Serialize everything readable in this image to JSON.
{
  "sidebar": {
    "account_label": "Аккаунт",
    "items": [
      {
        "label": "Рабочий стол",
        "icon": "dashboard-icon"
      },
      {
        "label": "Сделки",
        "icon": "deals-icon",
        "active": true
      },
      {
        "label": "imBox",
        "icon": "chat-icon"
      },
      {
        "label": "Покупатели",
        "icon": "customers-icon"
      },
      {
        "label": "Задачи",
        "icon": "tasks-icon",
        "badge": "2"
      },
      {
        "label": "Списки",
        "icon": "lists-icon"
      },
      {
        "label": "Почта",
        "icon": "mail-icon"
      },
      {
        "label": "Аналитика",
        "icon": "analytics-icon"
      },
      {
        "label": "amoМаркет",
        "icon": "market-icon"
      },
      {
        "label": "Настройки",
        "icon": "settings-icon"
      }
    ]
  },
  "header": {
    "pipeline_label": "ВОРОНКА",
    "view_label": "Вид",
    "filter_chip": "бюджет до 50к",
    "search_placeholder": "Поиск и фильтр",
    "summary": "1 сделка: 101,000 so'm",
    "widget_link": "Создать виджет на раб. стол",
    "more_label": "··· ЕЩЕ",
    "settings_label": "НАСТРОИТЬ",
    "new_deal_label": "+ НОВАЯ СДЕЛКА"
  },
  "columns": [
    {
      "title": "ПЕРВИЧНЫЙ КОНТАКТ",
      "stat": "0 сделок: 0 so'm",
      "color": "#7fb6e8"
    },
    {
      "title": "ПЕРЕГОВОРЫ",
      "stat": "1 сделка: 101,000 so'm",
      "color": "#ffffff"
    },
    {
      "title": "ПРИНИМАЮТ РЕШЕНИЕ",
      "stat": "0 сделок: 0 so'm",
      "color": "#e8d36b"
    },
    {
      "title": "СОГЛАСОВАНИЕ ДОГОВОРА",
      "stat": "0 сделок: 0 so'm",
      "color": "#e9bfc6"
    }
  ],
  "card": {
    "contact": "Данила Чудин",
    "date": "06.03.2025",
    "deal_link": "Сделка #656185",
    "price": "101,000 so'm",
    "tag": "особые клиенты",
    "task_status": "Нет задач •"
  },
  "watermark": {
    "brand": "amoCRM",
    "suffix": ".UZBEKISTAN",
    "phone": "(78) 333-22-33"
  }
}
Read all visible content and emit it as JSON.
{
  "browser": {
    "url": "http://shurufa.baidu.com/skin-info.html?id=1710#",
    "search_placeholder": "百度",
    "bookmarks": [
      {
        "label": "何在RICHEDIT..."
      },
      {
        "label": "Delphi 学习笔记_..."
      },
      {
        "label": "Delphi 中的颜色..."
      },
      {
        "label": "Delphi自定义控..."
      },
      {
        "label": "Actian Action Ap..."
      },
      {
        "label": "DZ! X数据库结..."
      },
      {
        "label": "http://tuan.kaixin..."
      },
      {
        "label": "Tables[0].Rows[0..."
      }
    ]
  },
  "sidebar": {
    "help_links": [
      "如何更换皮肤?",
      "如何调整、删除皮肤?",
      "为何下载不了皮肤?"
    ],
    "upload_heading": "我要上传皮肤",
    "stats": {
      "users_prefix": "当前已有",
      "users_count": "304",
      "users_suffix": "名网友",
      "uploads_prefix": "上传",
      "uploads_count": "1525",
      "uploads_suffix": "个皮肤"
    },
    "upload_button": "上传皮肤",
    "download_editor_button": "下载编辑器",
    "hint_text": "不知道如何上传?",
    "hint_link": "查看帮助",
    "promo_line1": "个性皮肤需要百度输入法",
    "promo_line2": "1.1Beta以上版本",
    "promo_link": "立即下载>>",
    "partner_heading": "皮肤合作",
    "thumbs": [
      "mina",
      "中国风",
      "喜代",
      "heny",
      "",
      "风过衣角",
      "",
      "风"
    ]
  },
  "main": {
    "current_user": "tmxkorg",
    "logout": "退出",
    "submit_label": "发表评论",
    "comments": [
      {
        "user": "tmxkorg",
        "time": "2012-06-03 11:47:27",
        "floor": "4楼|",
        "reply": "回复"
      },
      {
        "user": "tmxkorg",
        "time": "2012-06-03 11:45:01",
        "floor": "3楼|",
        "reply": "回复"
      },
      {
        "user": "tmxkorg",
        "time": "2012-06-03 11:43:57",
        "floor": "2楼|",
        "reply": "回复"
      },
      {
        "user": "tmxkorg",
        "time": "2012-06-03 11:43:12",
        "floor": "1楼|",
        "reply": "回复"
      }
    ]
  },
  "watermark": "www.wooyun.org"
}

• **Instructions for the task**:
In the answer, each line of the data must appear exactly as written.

• **Exercise response**:
Serialize everything readable in this image to JSON.
{
  "sidebar": {
    "account_label": "Аккаунт",
    "items": [
      {
        "label": "Рабочий стол",
        "icon": "dashboard-icon"
      },
      {
        "label": "Сделки",
        "icon": "deals-icon",
        "active": true
      },
      {
        "label": "imBox",
        "icon": "chat-icon"
      },
      {
        "label": "Покупатели",
        "icon": "customers-icon"
      },
      {
        "label": "Задачи",
        "icon": "tasks-icon",
        "badge": "2"
      },
      {
        "label": "Списки",
        "icon": "lists-icon"
      },
      {
        "label": "Почта",
        "icon": "mail-icon"
      },
      {
        "label": "Аналитика",
        "icon": "analytics-icon"
      },
      {
        "label": "amoМаркет",
        "icon": "market-icon"
      },
      {
        "label": "Настройки",
        "icon": "settings-icon"
      }
    ]
  },
  "header": {
    "pipeline_label": "ВОРОНКА",
    "view_label": "Вид",
    "filter_chip": "бюджет до 50к",
    "search_placeholder": "Поиск и фильтр",
    "summary": "1 сделка: 101,000 so'm",
    "widget_link": "Создать виджет на раб. стол",
    "more_label": "··· ЕЩЕ",
    "settings_label": "НАСТРОИТЬ",
    "new_deal_label": "+ НОВАЯ СДЕЛКА"
  },
  "columns": [
    {
      "title": "ПЕРВИЧНЫЙ КОНТАКТ",
      "stat": "0 сделок: 0 so'm",
      "color": "#7fb6e8"
    },
    {
      "title": "ПЕРЕГОВОРЫ",
      "stat": "1 сделка: 101,000 so'm",
      "color": "#ffffff"
    },
    {
      "title": "ПРИНИМАЮТ РЕШЕНИЕ",
      "stat": "0 сделок: 0 so'm",
      "color": "#e8d36b"
    },
    {
      "title": "СОГЛАСОВАНИЕ ДОГОВОРА",
      "stat": "0 сделок: 0 so'm",
      "color": "#e9bfc6"
    }
  ],
  "card": {
    "contact": "Данила Чудин",
    "date": "06.03.2025",
    "deal_link": "Сделка #656185",
    "price": "101,000 so'm",
    "tag": "особые клиенты",
    "task_status": "Нет задач •"
  },
  "watermark": {
    "brand": "amoCRM",
    "suffix": ".UZBEKISTAN",
    "phone": "(78) 333-22-33"
  }
}
Read all visible content and emit it as JSON.
{
  "browser": {
    "url": "http://shurufa.baidu.com/skin-info.html?id=1710#",
    "search_placeholder": "百度",
    "bookmarks": [
      {
        "label": "何在RICHEDIT..."
      },
      {
        "label": "Delphi 学习笔记_..."
      },
      {
        "label": "Delphi 中的颜色..."
      },
      {
        "label": "Delphi自定义控..."
      },
      {
        "label": "Actian Action Ap..."
      },
      {
        "label": "DZ! X数据库结..."
      },
      {
        "label": "http://tuan.kaixin..."
      },
      {
        "label": "Tables[0].Rows[0..."
      }
    ]
  },
  "sidebar": {
    "help_links": [
      "如何更换皮肤?",
      "如何调整、删除皮肤?",
      "为何下载不了皮肤?"
    ],
    "upload_heading": "我要上传皮肤",
    "stats": {
      "users_prefix": "当前已有",
      "users_count": "304",
      "users_suffix": "名网友",
      "uploads_prefix": "上传",
      "uploads_count": "1525",
      "uploads_suffix": "个皮肤"
    },
    "upload_button": "上传皮肤",
    "download_editor_button": "下载编辑器",
    "hint_text": "不知道如何上传?",
    "hint_link": "查看帮助",
    "promo_line1": "个性皮肤需要百度输入法",
    "promo_line2": "1.1Beta以上版本",
    "promo_link": "立即下载>>",
    "partner_heading": "皮肤合作",
    "thumbs": [
      "mina",
      "中国风",
      "喜代",
      "heny",
      "",
      "风过衣角",
      "",
      "风"
    ]
  },
  "main": {
    "current_user": "tmxkorg",
    "logout": "退出",
    "submit_label": "发表评论",
    "comments": [
      {
        "user": "tmxkorg",
        "time": "2012-06-03 11:47:27",
        "floor": "4楼|",
        "reply": "回复"
      },
      {
        "user": "tmxkorg",
        "time": "2012-06-03 11:45:01",
        "floor": "3楼|",
        "reply": "回复"
      },
      {
        "user": "tmxkorg",
        "time": "2012-06-03 11:43:57",
        "floor": "2楼|",
        "reply": "回复"
      },
      {
        "user": "tmxkorg",
        "time": "2012-06-03 11:43:12",
        "floor": "1楼|",
        "reply": "回复"
      }
    ]
  },
  "watermark": "www.wooyun.org"
}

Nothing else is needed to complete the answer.